Start of Data provided

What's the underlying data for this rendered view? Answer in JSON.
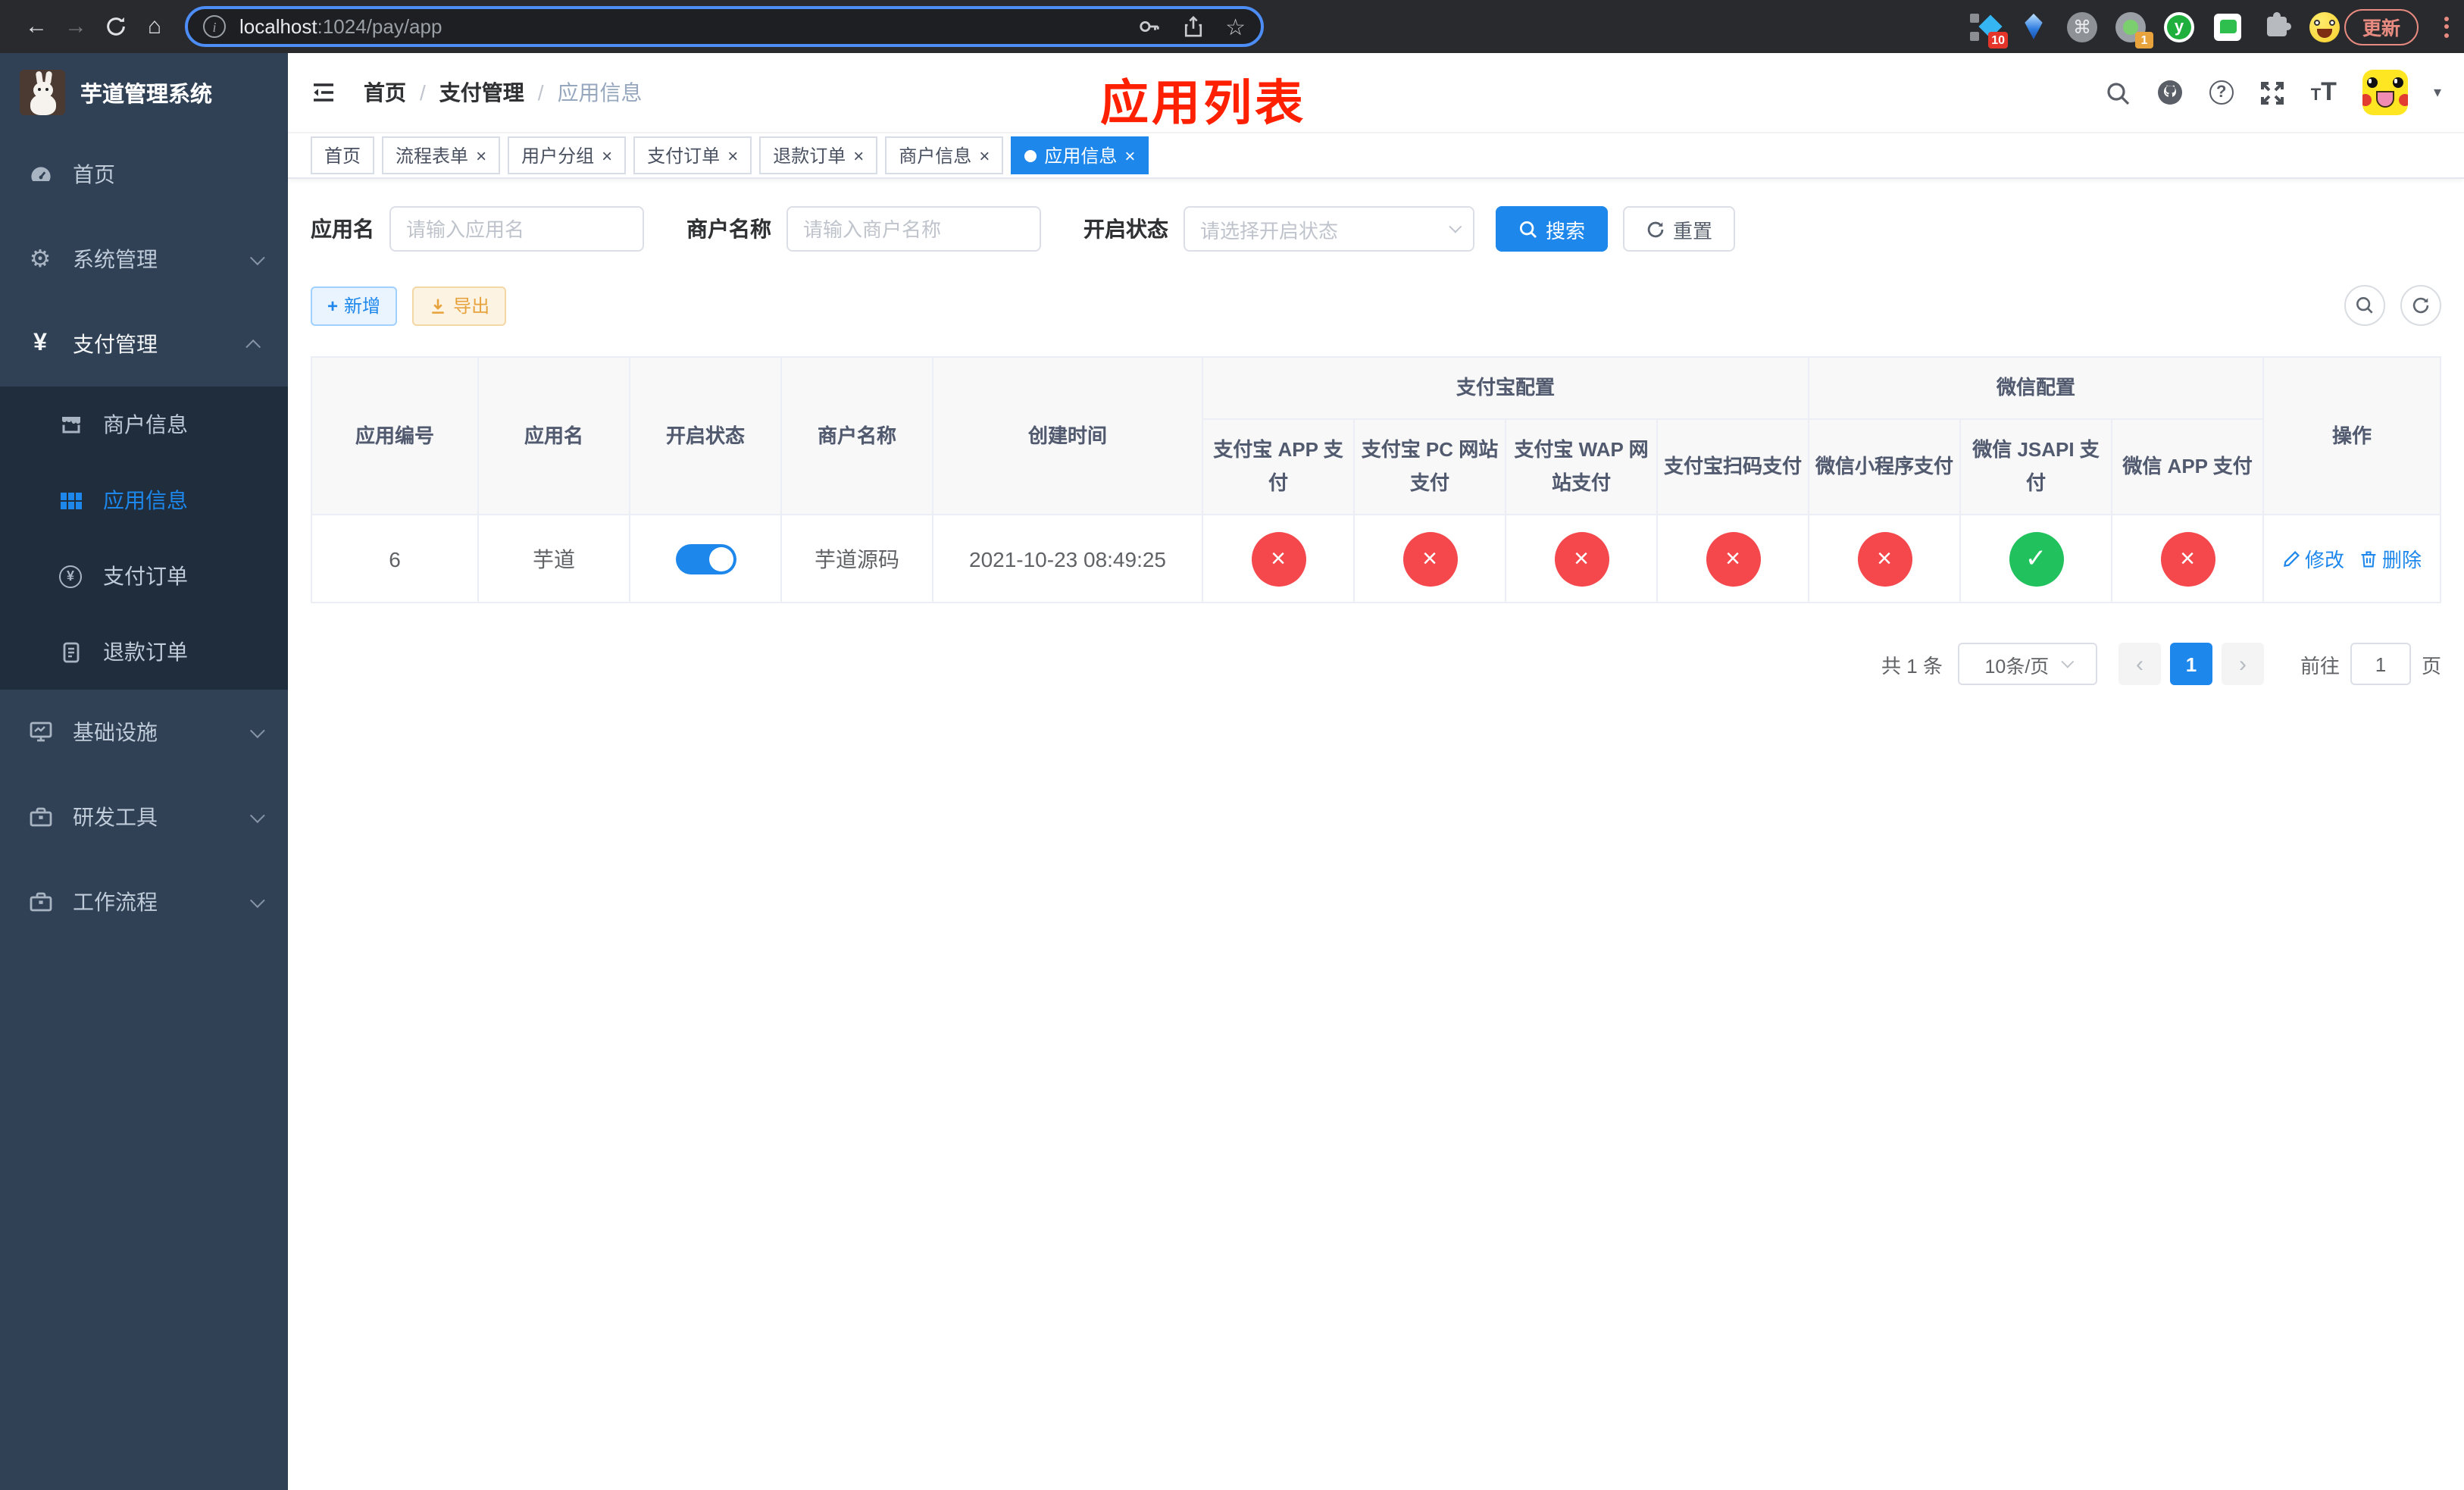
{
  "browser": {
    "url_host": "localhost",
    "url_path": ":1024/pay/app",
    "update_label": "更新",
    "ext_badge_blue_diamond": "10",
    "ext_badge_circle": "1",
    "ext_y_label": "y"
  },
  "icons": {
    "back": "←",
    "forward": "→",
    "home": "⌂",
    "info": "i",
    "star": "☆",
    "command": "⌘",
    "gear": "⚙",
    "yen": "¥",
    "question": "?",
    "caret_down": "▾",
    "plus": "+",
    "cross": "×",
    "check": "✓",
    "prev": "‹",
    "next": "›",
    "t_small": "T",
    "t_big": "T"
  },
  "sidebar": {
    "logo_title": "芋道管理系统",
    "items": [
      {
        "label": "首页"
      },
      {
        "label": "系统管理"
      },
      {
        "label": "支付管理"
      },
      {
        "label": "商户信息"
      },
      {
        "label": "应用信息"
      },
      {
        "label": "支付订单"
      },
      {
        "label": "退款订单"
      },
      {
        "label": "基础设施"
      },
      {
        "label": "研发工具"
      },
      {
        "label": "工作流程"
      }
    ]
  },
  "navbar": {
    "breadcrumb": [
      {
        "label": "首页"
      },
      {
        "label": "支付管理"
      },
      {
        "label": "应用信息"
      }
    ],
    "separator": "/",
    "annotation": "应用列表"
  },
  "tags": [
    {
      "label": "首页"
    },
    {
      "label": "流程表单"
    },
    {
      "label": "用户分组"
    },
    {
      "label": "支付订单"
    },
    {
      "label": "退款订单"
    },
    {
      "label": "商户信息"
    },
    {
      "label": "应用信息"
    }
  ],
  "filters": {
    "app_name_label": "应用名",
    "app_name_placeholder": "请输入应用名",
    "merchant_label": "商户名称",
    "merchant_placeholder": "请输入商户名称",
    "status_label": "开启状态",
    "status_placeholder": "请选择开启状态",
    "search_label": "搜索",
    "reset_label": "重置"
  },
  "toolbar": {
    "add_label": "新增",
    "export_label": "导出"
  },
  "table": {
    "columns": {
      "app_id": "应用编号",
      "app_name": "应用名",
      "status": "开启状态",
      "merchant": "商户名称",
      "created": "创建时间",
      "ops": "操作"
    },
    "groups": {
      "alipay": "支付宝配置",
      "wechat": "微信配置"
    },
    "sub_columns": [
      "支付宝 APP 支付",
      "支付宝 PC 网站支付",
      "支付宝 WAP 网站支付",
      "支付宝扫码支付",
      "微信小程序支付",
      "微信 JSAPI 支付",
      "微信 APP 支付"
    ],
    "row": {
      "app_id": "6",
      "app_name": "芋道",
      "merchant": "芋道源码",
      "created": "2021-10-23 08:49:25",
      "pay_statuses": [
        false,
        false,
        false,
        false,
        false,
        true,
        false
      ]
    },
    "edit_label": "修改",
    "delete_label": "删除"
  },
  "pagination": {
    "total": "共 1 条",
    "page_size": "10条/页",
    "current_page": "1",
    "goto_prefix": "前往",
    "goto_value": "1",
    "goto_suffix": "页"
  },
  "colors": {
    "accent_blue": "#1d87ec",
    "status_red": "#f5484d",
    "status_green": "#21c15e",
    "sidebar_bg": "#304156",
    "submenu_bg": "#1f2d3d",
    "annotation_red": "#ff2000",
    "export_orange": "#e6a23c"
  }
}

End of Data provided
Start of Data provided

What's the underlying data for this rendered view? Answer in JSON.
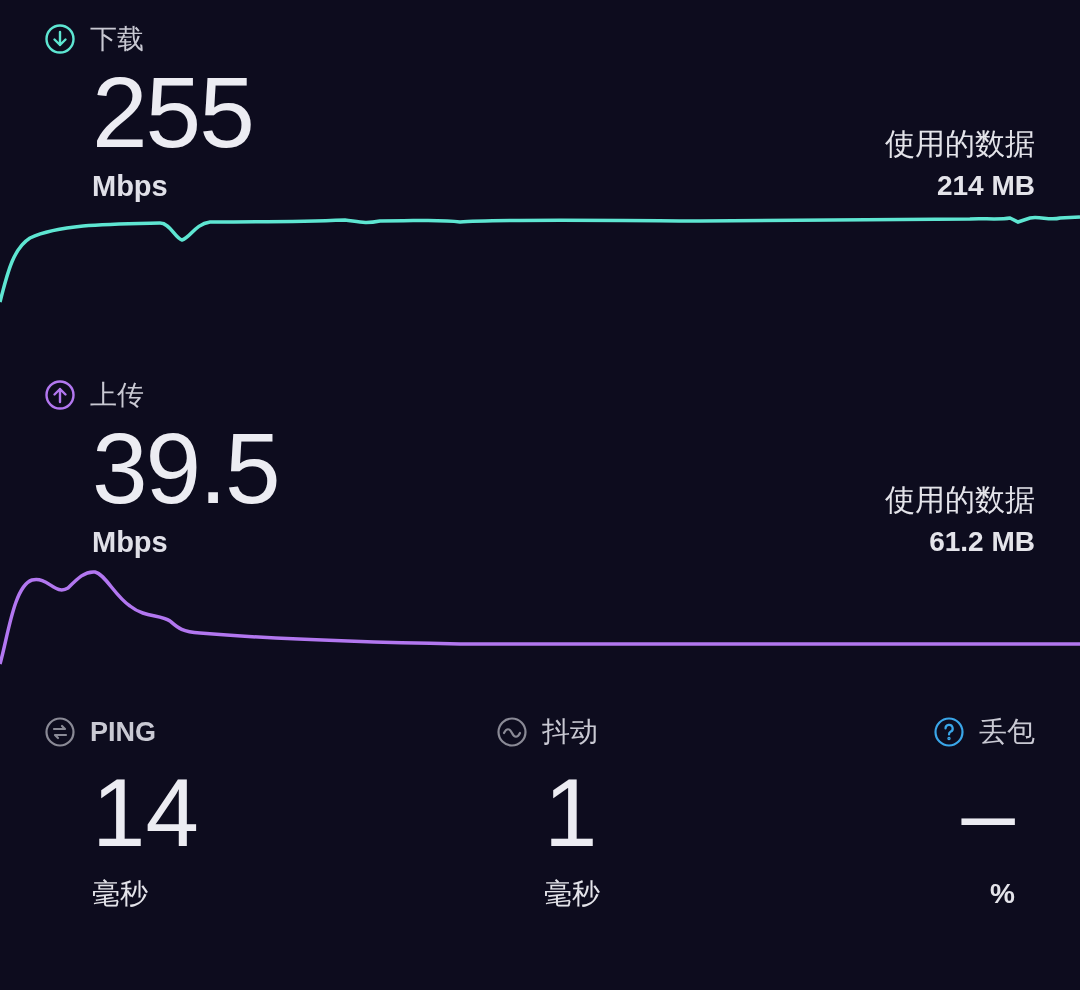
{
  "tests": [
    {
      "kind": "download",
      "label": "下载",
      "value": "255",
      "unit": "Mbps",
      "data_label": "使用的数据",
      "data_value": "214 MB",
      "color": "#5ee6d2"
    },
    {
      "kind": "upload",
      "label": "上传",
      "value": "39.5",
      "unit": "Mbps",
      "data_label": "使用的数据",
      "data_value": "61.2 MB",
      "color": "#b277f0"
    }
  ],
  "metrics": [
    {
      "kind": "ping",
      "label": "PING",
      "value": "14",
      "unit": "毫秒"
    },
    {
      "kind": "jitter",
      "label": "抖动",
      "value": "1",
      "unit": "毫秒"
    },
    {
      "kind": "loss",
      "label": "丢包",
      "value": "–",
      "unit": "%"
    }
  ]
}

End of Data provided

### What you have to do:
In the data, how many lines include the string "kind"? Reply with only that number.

### Finished task:
5